Section 7701(o) of the Internal Revenue Code incorporates the controversial judicial doctrine of economic substance into statutory language. In other words, it “codifies” the doctrine. (The economic substance doctrine generally provides that a tax benefit that goes beyond Congressional intent can be disallowed by the courts, even if the taxpayer meets all of the literal Code and regulatory requirements for claiming the benefit.)
This codification appears to have accidentally dissuaded the relevant agency (the Internal evenue Service, or IRS) from raising economic substance issues—an effect that is contrary to Congress’s intent in enacting the doctrine into legislation. Essentially, Congress imported a set of judicial principles into the Code, in order to make a particular judicial doctrine stronger, but then the agency effectively discarded those now-codified judicial rules.

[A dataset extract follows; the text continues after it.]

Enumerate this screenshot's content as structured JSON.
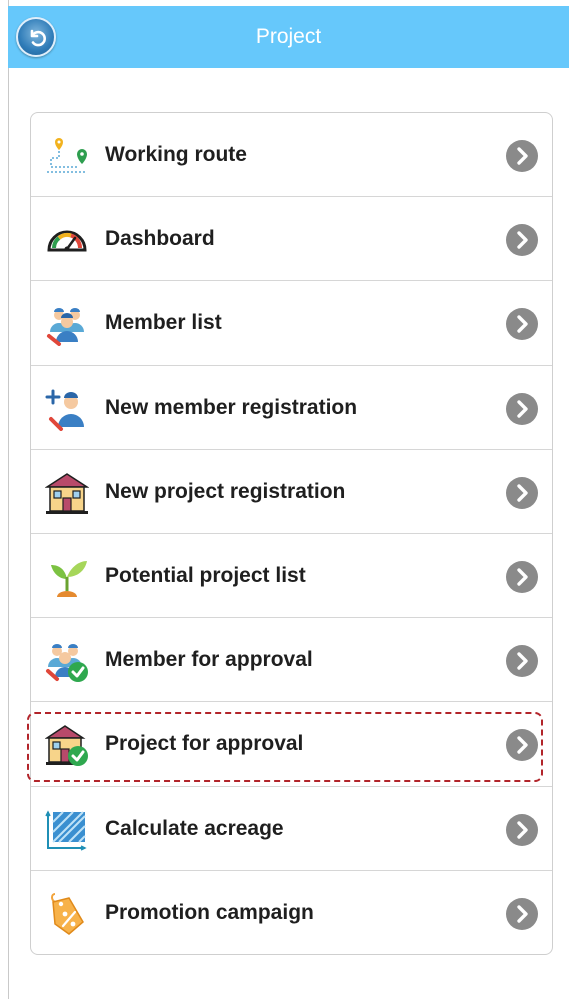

The IRS response to codification raises bigger picture issues, such as an agency’s ability to disregard (or decline to enforce) a statute and the parameters of an agency’s ability to issue public guidance using informal means (rather than formal regulations). In addition, this codification raises structural issues, including the interaction between the three branches of government in this context and the impact of Congressional approval on arguments about the validity of this judicial doctrine. Lastly, such codification places new emphasis on distinguishing between the now-codified economic substance doctrine and other anti-abuse doctrines.
The economic substance doctrine has been the subject of recent litigation in the “STARS” cases. One of such cases has just been appealed to the Eighth Circuit, and that appeal may later result in a split between the circuits. In addition, the recent 2017 Tax Act (the Tax Cuts and Jobs Act) may lead to more emphasis on the economic substance doctrine, as taxpayers attempt to comply with the letter of new tax provisions while arguably circumventing such provisions’ intent. For these reasons, the economic substance doctrine is likely to become increasingly important in the near future. In addition, as the IRS attempts to implement and provide guidance on a massive new tax act, there are likely to be recurring issues regarding the limits of agency discretion to not enforce a statute, and the use of informal means to communicate guidance to the public.